A private branch exchange (PBX) is a telephone exchange serving a business or office, as opposed to one common carrier or telephone company operating for many businesses or for the general public.
One main advantage of an EPABX is the ability to use 2 or more telephone lines among 8 or more users. More sophisticated EPABX machines are capable of handling 12 lines and distributing them to even 100 or more users. These systems are scalable as your business grows starting with 2 lines and add on more lines needed. Other features often include hold music, fine me/follow me, mobile integration and call recording.
The PBX is owned and operated by the enterprise rather than the telephone company (which may be a supplier or service provider, however). Private branch exchanges used analog technology originally.

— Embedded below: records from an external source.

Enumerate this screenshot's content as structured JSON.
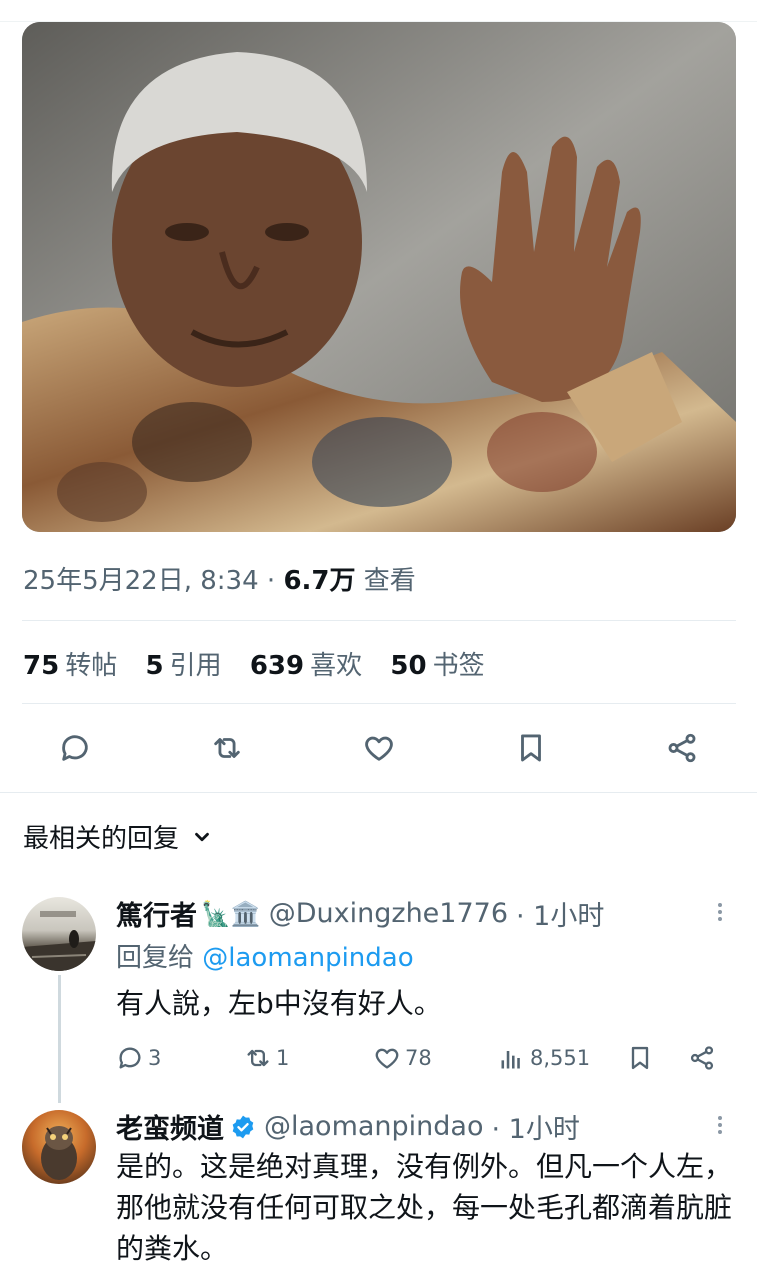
{
  "post": {
    "image_alt": "",
    "date": "25年5月22日, 8:34",
    "separator": "·",
    "views_count": "6.7万",
    "views_label": "查看"
  },
  "stats": [
    {
      "count": "75",
      "label": "转帖"
    },
    {
      "count": "5",
      "label": "引用"
    },
    {
      "count": "639",
      "label": "喜欢"
    },
    {
      "count": "50",
      "label": "书签"
    }
  ],
  "actions": {
    "icons": [
      "reply-icon",
      "repost-icon",
      "like-icon",
      "bookmark-icon",
      "share-icon"
    ]
  },
  "replies_sort": {
    "label": "最相关的回复"
  },
  "replies": [
    {
      "name": "篤行者",
      "emojis": "🗽🏛️",
      "handle": "@Duxingzhe1776",
      "time": "· 1小时",
      "replying_prefix": "回复给 ",
      "replying_to": "@laomanpindao",
      "text": "有人說，左b中沒有好人。",
      "reply_count": "3",
      "repost_count": "1",
      "like_count": "78",
      "view_count": "8,551"
    },
    {
      "name": "老蛮频道",
      "verified": true,
      "handle": "@laomanpindao",
      "time": "· 1小时",
      "text": "是的。这是绝对真理，没有例外。但凡一个人左，那他就没有任何可取之处，每一处毛孔都滴着肮脏的粪水。"
    }
  ],
  "colors": {
    "text": "#0f1419",
    "secondary": "#536471",
    "accent": "#1d9bf0",
    "divider": "#e6ecf0"
  }
}
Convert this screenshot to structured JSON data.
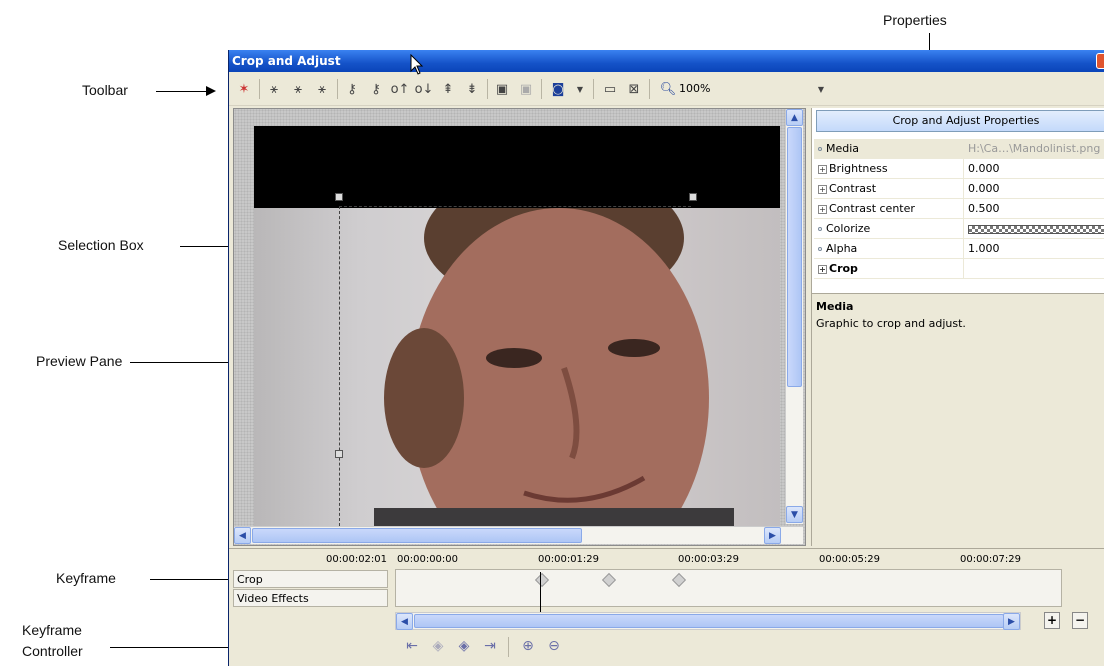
{
  "callouts": {
    "toolbar": "Toolbar",
    "selection_box": "Selection Box",
    "preview_pane": "Preview Pane",
    "keyframe": "Keyframe",
    "keyframe_controller_line1": "Keyframe",
    "keyframe_controller_line2": "Controller",
    "properties": "Properties"
  },
  "window": {
    "title": "Crop and Adjust",
    "zoom": "100%"
  },
  "properties_panel": {
    "header": "Crop and Adjust Properties",
    "rows": [
      {
        "name": "Media",
        "value": "H:\\Ca…\\Mandolinist.png"
      },
      {
        "name": "Brightness",
        "value": "0.000"
      },
      {
        "name": "Contrast",
        "value": "0.000"
      },
      {
        "name": "Contrast center",
        "value": "0.500"
      },
      {
        "name": "Colorize",
        "value": ""
      },
      {
        "name": "Alpha",
        "value": "1.000"
      },
      {
        "name": "Crop",
        "value": ""
      }
    ],
    "description_title": "Media",
    "description_text": "Graphic to crop and adjust."
  },
  "timeline": {
    "current_time": "00:00:02:01",
    "ticks": [
      "00:00:00:00",
      "00:00:01:29",
      "00:00:03:29",
      "00:00:05:29",
      "00:00:07:29"
    ],
    "tracks": [
      "Crop",
      "Video Effects"
    ]
  }
}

Today, PBXs use digital technology (digital signals are converted to analog for outside calls on the local loop using plain old telephone service (POTS ).
A PBX includes:
Telephone trunk (multiple phone) lines that terminate at the PBX
A computer with memory that manages the switching of the calls within the PBX and in and out of it
The network of lines within the PBX
A console or switchboard for a human operator (optional)
In some situations, alternatives to a PBX include centrex service (in which a pool of lines are rented at the phone company’s central office), key telephone systems, and, for very small enterprises, primary rate Integrated Services Digital Network (ISDN).